Keep in mind, I’m not condemning those fans. I am one of those fans. None of us want these players to get hurt but with the size, strength, and speed of these athletes, collisions have become more dangerous and more violent. Which gets me back to my original point. Any individual play for a football player could be their last. They’ve made their peace with that though. They understand it and (likely) try to push that out of their mind as they go forward each and every game day.

So why opt out? Well, because bowl games don’t mean a whole lot. Outside of what used to be the NY Day games and are now the Rose Bowl and the CFP (I’m probably missing a historical bowl game here somewhere) what does a bowl game really mean in this era? Do you remember Purdue’s team for the Heart of Dallas Bowl? What about their opponent? What about the Blue Bonnet Bowl? What about the 2011 Little Caesars Bowl? What year did Purdue play in the Champs Sports Bowl? What about the Gator Bowl? What about the time that Purdue played in the Tax-Slayer Bowl? How many of those are real? Do you, the informed Purdue sports fan who reads this website religiously even know? Yeah, you might know but you’re not who truly matters here.

If I’m Payne Durham and I’m being told that I’ve played my way into the NFL Draft (remember, he did get a Senior Bowl and Combine invite) I want to do everything in my power to be healthy and in top shape come Combine time. So, rather than spend a month preparing for a game that seems to have a high downside (the possibility of getting hurt) with a low upside (play another good game) I think I would also lean toward opting-out. But then, why play in the Senior Bowl? One would assume that Durham views this as an opportunity to get in front of scouts and numerous people from the NFL. While yes the opportunity for injury still exists it comes with a large upside of getting in front of a lot of influential folks. That amount of upside doesn’t necessarily exist at the Citrus Bowl.

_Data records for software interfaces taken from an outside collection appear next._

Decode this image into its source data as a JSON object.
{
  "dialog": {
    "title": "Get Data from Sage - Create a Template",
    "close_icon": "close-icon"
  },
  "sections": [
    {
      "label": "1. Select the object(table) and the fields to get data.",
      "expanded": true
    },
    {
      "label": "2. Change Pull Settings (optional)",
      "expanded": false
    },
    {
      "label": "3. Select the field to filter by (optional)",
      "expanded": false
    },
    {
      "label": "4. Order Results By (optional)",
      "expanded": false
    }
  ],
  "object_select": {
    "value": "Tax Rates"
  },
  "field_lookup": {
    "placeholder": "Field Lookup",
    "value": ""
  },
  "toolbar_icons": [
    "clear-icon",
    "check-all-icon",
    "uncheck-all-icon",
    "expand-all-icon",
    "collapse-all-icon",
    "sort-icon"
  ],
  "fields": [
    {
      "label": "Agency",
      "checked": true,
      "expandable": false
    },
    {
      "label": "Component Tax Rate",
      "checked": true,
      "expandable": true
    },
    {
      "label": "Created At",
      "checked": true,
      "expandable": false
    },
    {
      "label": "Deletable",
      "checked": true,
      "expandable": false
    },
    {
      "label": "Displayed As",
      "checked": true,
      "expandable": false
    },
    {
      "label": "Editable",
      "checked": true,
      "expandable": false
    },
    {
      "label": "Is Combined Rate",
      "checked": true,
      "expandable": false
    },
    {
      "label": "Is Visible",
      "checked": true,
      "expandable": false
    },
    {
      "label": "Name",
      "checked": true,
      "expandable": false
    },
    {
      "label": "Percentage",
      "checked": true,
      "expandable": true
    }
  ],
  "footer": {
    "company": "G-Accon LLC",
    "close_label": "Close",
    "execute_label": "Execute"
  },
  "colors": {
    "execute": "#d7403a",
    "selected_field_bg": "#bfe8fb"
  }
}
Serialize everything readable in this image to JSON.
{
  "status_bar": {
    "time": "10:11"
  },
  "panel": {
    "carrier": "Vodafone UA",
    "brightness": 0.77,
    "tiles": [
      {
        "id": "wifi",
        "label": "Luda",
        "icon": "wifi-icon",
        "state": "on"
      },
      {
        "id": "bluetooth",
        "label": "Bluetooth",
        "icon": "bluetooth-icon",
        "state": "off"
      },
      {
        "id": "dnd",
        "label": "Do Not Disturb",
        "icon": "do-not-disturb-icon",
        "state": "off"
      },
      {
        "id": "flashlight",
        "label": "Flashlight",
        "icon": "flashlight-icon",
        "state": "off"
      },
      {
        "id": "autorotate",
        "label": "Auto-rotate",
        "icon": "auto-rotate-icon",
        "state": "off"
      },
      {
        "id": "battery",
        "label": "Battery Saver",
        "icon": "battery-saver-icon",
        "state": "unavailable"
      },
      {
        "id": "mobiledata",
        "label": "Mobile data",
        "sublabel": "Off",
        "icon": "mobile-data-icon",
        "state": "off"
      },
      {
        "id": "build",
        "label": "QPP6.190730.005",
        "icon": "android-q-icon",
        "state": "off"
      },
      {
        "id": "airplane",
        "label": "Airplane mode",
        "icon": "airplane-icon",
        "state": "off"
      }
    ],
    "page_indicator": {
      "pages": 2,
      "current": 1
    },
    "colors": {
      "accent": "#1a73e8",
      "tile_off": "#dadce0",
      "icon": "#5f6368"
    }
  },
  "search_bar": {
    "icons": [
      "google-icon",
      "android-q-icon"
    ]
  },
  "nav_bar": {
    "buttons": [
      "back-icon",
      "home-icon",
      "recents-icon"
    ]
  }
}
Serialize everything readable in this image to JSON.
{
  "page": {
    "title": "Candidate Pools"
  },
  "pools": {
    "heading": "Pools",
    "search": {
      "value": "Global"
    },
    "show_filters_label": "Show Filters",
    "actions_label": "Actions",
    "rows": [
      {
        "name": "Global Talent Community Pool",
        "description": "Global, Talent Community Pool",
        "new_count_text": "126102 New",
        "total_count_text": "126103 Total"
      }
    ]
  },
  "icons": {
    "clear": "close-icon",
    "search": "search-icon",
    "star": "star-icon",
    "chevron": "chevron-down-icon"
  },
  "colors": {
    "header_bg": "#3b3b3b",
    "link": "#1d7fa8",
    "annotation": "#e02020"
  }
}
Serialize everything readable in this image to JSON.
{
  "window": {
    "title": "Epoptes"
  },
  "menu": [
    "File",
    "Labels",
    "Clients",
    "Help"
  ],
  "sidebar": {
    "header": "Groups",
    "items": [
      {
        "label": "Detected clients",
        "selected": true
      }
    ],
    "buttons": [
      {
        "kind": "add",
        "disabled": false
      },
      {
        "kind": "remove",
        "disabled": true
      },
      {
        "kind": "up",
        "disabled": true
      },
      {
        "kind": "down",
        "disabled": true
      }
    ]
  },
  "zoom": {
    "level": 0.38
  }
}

So, how do we fix this system so that players get the best chance to continue to maximize their value while the bowls and the fans get the best possible games? Well first, I don’t think putting language in scholarships regarding opt-outs would be likely to succeed a legal challenge. This is especially true given the flexibility of college coaches to come and go as they please. Perhaps you could argue for a buyout system if a player leaves before their scholarship ends but at that point the scholarship would become much more like a genuine legal contract and would probably be open to negotiation for individual players. You’re getting into tricky waters there if the NCAA continues to want to say that these players aren’t employees but are instead “student-athletes” which is a completely made up term used to avoid paying worker’s compensation. But I digress. Is there a way to put the money that the school receives for playing in the game into a pot for the players that play in the game? That seems like it would help but if you’re a top 5 or 10 pick is any money going to be enough to sway them to stay? I’m not sure.

The fact is that you and I will never truly know the opportunity these young men have before them. They are being offered generational wealth to play a game. A game that will chew them up and spit them out without a second thought. But a game that can offer wealth beyond their wildest dreams. If you grew up poor or even middle class the possibility of millions of dollars can make you change your thinking real fast. Unless schools or conferences think of a way to entice these young men to stay I would imagine that opt-outs will continue to happen every bowl season. I don’t like it but I certainly don’t begrudge the players for doing what’s best for them any more than I begrudge the computer science student for missing a final for an interview with Google. You’ve got to take the opportunities when they present themselves. For football players especially those opportunities may only last a few years so they’ve got to open fast when opportunity knocks.